In 2015, the country’s government announced a plan to kill 2 million feral cats by 2020, according to a recent report from The New York Times.
“Feral cats are a real menace and a very significant threat to the health of our ecosystem,” Josh Frydenberg, Australia’s former environment minister, told the paper.
In the first year after the Australian government publicized their plan, the Royal Melbourne Institute of Technology estimated 211,560 feral cats were killed, according to The Times.
The cats are mostly trapped and shot by officials, but now the cats are also poisoned by airdropped sausages.
The recipe for the sausages, as reported by The Times, includes kangaroo meat, chicken fat, herbs, spices and a poison called 1080 that is deadly to the feral cats. The Independent reported it takes 15 minutes for a cat to be killed after eating the contaminated sausage.
Almost half a million sausages are airdropped in a month and about 50 sausages are dropped every square kilometer, according to The Times.
The cats -- which are not native to Australia and were first brought to the continent in the 1700s when European settlers first arrived -- have invaded almost the whole continent and have been severely damaging to native species.

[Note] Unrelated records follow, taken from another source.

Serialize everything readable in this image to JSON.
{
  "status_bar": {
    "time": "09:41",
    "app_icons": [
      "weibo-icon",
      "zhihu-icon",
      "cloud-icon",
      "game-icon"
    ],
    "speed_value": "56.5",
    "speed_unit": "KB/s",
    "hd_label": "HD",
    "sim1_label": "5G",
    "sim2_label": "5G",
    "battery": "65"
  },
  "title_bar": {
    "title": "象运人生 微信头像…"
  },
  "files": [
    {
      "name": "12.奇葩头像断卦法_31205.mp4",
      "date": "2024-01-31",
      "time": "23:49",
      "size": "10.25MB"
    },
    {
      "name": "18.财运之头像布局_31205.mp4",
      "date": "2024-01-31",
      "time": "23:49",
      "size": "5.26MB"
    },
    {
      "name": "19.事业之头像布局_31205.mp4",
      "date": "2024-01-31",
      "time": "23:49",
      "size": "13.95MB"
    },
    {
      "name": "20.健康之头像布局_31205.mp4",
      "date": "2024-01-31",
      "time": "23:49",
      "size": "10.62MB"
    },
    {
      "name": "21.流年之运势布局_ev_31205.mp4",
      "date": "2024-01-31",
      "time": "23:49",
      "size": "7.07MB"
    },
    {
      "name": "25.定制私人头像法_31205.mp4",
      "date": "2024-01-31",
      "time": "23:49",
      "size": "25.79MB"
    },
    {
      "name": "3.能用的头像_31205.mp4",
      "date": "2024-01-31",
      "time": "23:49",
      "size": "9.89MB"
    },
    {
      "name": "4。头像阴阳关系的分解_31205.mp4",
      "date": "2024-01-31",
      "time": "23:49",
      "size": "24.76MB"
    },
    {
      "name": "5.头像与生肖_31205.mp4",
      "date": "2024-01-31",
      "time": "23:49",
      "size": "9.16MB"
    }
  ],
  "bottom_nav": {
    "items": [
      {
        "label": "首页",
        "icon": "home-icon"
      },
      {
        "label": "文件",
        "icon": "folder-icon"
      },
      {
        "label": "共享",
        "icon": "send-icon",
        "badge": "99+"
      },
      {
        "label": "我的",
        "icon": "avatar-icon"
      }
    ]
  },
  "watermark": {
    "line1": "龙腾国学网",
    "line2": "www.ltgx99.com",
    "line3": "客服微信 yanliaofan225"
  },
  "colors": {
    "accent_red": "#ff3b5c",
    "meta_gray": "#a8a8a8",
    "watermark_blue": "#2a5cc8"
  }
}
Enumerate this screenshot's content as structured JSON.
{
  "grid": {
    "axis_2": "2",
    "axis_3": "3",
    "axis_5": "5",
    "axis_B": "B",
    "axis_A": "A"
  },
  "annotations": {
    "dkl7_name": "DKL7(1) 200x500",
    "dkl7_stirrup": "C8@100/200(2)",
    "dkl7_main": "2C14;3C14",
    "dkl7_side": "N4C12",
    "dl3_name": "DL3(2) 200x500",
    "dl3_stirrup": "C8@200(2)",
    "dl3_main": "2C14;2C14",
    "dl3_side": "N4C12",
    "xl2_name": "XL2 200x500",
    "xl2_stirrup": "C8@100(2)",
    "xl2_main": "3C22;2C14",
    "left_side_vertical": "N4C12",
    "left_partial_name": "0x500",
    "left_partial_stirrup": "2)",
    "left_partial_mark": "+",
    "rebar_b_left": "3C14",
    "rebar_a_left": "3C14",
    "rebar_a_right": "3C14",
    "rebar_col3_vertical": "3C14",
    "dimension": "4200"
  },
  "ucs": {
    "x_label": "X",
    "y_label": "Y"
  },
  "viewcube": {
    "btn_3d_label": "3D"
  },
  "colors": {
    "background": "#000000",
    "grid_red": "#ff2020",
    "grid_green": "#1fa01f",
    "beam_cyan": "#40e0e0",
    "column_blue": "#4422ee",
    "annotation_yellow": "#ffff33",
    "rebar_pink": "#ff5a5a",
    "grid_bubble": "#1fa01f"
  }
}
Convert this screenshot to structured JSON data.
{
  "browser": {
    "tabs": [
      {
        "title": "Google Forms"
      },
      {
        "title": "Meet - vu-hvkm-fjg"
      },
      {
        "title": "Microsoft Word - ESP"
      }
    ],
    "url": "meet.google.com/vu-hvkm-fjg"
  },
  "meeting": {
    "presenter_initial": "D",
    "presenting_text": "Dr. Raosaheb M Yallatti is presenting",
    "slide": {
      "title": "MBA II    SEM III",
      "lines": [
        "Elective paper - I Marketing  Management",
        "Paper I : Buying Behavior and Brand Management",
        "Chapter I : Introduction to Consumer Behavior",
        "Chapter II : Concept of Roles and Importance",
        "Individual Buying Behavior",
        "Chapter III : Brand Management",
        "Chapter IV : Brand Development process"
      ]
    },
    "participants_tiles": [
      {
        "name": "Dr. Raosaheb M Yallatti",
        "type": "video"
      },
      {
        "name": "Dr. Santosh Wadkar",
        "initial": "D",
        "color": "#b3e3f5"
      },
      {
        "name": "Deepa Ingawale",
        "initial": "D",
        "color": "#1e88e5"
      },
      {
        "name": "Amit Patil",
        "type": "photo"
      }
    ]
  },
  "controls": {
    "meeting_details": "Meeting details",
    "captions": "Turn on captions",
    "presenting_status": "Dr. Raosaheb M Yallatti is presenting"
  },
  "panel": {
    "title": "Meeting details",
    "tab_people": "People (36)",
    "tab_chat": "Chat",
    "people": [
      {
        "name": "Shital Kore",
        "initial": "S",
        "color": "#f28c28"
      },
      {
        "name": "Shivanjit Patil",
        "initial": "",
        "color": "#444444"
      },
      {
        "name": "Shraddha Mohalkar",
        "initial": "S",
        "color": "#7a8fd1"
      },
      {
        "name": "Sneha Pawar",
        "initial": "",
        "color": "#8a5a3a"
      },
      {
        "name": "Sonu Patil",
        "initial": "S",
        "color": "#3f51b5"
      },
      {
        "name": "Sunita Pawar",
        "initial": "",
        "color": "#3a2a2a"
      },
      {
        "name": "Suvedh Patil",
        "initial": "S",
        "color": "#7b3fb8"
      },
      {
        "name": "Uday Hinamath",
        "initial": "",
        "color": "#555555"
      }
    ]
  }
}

The Times reported that cats are believed to have been one of the main threats to 22 of the 34 species in Australia that have gone extinct since the 1700s -- species that existed nowhere else in the world.
A 2017 study published in the journal Biological Conservation found that cats in Australia are estimated to kill 377 million birds and 649 reptiles every year, the Independent reported.
Despite pushback after the initial announcement to kill the 2 million cats -- which included more than 160,000 signatures on several online petitions asking for the cats to be saved, according to The Times -- the Australian government declared feral cats to be pests in July 2015.
“Feral cats are a nationally significant pest that threaten our unique native fauna. While recognizing the important role of domestic cats as companion animals, domestic and stray cats may also threaten native fauna,” the Australian National Declaration said, in part.
‘Ministers also agreed that the management of feral cats will be considered a priority in threatened species recovery programs,” the declaration added.